Leukemia and Lymphoma

Interdisciplinary Approach to Treating Leukemia and Lymphoma

Doctors at Loyola Medicine are nationally recognized for their dedication to research, diagnosis and treatment of lymphatic and blood cancers, including leukemia and lymphoma

Leukemia and lymphoma, or blood and lymphatic cancers, are cancer types that develop in your blood or lymphatic system. Both result from problems with white blood cells, but are classified according to the origin of the cancer cells. If the disease affects circulating cells, it is considered leukemia. If the disease tends to produce a tumor, it is considered lymphoma. 
 
Our interdisciplinary team of doctors provides an integrated approach to your diagnosis, and you receive a comprehensive cancer treatment plan specific to your needs.

At Loyola, we aim to go beyond the treatment of disease and care for the issues that affect your life, your work and your family. That’s why our complementary and supportive care services include psychotherapy services, nutritional counseling, massage therapy, spa services and pain management. 

What are Leukemia and Lymphoma?

Leukemia is a cancer of the blood-forming cells. It begins when bone marrow produces abnormal blood cells, which spread to the blood stream and often to other parts of the body.  The type of cell in which the leukemia originates determines whether it is classified as lymphoid or myeloid. The four most common types of leukemia are:

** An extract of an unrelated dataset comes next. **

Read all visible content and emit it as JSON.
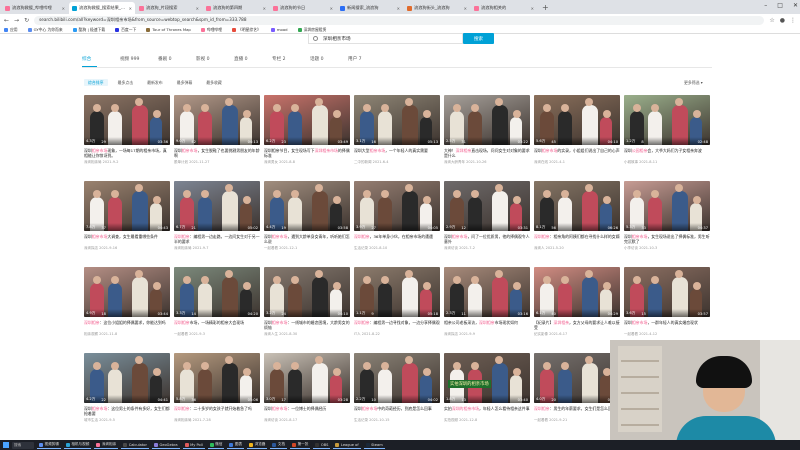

  • Acute lymphoblastic leukemia (ALL), which affects lymphoid cells and grows quickly
  • Acute myeloid leukemia (AML), which affects myeloid cells and grows quickly
  • Chronic lymphocytic leukemia (CLL), which affects lymphoid cells and grows slowly
  • Chronic myeloid leukemia (CML), which affects myeloid cells and grows slowly

Additional leukemia types may include:

  • Castleman disease
  • Kaposi sarcoma
  • Leukemia in children
  • Multiple myeloma
  • Myelodysplastic syndrome

Lymphoma is a cancer of the lymphatic system, and arises when cells divide faster than normal or live longer than they are supposed to live. The abnormal cells can build up in the lymph nodes, bone marrow, spleen or blood. There are two main types of lymphoma:

Hodgkin lymphoma (formerly referred to as Hodgkin's lymphoma)
Non-Hodgkin lymphoma (formerly referred to as non-Hodgkin's lymphoma)
 
Additional lymphoma types may include:

  • Non-Hodgkin lymphoma in children
  • Skin lymphoma
  • Waldenstrom macroglobulinemia, also known as lymphoplasmacytic lymphoma 

To learn more about leukemia and lymphoma, please visit the following websites:

How are Leukemia and Lymphoma Diagnosed?

Doctors at Loyola approach the diagnosis of blood cancers with great attention to detail. Our vast knowledge of symptoms, classifications and treatment options enable our highly skilled doctors to accurately diagnose your particular blood cancer type. 
 
In many instances, patients seek medical attention if they experience swelling in lymph nodes, fever, night sweats, chronic fatigue, appetite loss, weight loss, persistent infections or bone pain. These symptoms, combined with your personal and family medical history, physical exam and blood tests could indicate the presence of leukemia or lymphoma. 
 
If a blood cancer is suspected, your doctor may request additional tests. Most patients with suspected leukemia will require a bone marrow biopsy for definitive diagnosis. In the case of lymphoma, your doctor will likely order a biopsy of the affected tissue.

 

How are Leukemia and Lymphoma Treated?

If you have been diagnosed with leukemia or lymphoma, your cancer team at Loyola will work together to develop a treatment plan designed specifically for you.  In most instances, your blood cancer will be treated with one or more of the following:

Regardless of your specific treatment plan, our interdisciplinary team includes physicians, nurses, transplant coordinators, case managers, dietitians, social workers, chaplains and a clinical psychologist.

If a bone marrow transplant is needed, Loyola's bone marrow transplantation program is the largest in Illinois, having performed more than 1,900 transplants to date. It is well documented by the American Society of Clinical Oncologists that centers that perform the greatest number of transplants have the best patient outcomes, and Loyola is recognized as a premier transplant center. Learn more about bone marrow and stem cell transplants.

Clinical Trials for Leukemia and Lymphoma at Loyola

Loyola’s team is actively involved in research, providing you the opportunity to participate in promising clinical trials that are not available at many other hospitals. We encourage patients and families to see us as soon as possible after a cancer diagnosis, because we know that the earlier a patient receives treatment, the better the chances for good outcomes.